And yet there was, one year, a new combine, and in another a new ‘plowing-tractor’ (and plough! And, disc, and ‘digger’, or field cultivator.)
Or, new waggons, or a new hay-baler….
Or, three new 1200 bushel grain-bins in a row (laughably tiny by today’s post-modern and unwholesomely ‘neo-con’ lights!)
The best of it all was that none of these new things had yet hurt the wildlife or, by force of the economics of scale, started to drive people off the land. ‘A man who is any good at all ought to be able to keep a woman and whole God damn TRIBE of kids on maybe a hundred-and-eighty,’ said Uncle Emmett; and, in 1957, for a family in Blue Earth county, Minnesota, to have ‘tied up’ three hundred-or-so acres, between a father and a son, say, or between brothers, was a big deal–probably it was ‘land-grabbing’!
And, after it all, after the dust had settled down from all those busy decades?
HISTORICAL Modernity was virtually at an end in rural Blue Earth county by 1980.
When I returned from the ‘Peace Corps’, at thirty-one and on the pre-mature death of my Uncle Emmett, from cirrhosis, the morale of the entire township was defunct.
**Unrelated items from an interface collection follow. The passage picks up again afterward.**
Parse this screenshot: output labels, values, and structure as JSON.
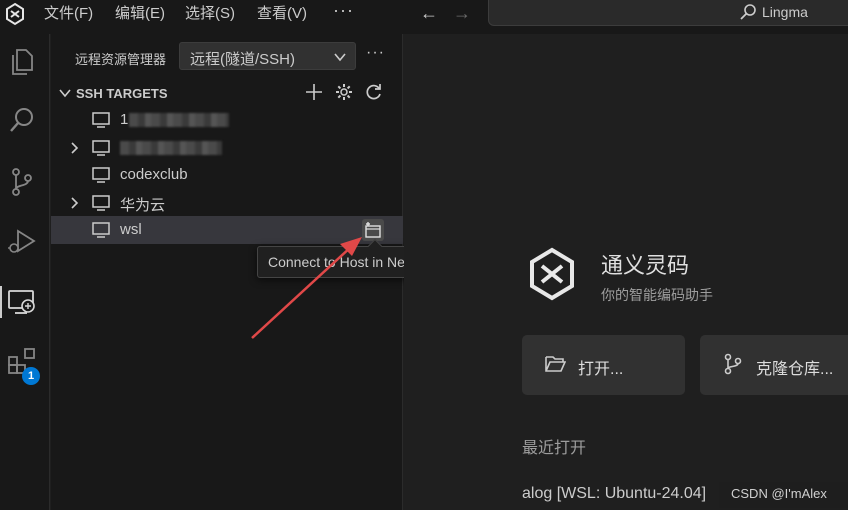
{
  "menu": {
    "file": "文件(F)",
    "edit": "编辑(E)",
    "selection": "选择(S)",
    "view": "查看(V)",
    "more": "···"
  },
  "search": {
    "text": "Lingma"
  },
  "activity": {
    "extensions_badge": "1"
  },
  "sidebar": {
    "title": "远程资源管理器",
    "select_value": "远程(隧道/SSH)",
    "more": "···",
    "section_title": "SSH TARGETS",
    "items": [
      {
        "label": "1",
        "redacted": true,
        "expandable": false
      },
      {
        "label": "",
        "redacted": true,
        "expandable": true
      },
      {
        "label": "codexclub",
        "redacted": false,
        "expandable": false
      },
      {
        "label": "华为云",
        "redacted": false,
        "expandable": true
      },
      {
        "label": "wsl",
        "redacted": false,
        "expandable": false,
        "selected": true
      }
    ]
  },
  "tooltip": {
    "text": "Connect to Host in New Window"
  },
  "welcome": {
    "brand_name": "通义灵码",
    "brand_sub": "你的智能编码助手",
    "open_label": "打开...",
    "clone_label": "克隆仓库...",
    "recent_title": "最近打开",
    "recent_item": "alog [WSL: Ubuntu-24.04]"
  },
  "watermark": "CSDN @I'mAlex",
  "colors": {
    "annotation_arrow": "#e04848",
    "badge": "#0078d4",
    "selected_row": "#37373d"
  }
}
The very intelligent language itself, of profane and violated, hard-working, outrage, had avalanched into a crude and witless, dim, vulgarity of speech:
When I heard then the veterans of World War II, that ‘greatest generation’ now growing old at the end of the 1970’s, and wadded on the down-slope of their years, in snorting and enormous, pre-diabetic, mounds in their bibbed overalls, gasping for breath in the clouds of cigarette-smoke atop the bar-stools, in the dimly-lighted precincts of the ‘Town Pump’ liquor-store in Madison Lake, Minnesota, I knew that a world had collapsed.
[Emmett R Smith all rights reserved 1 July 2003]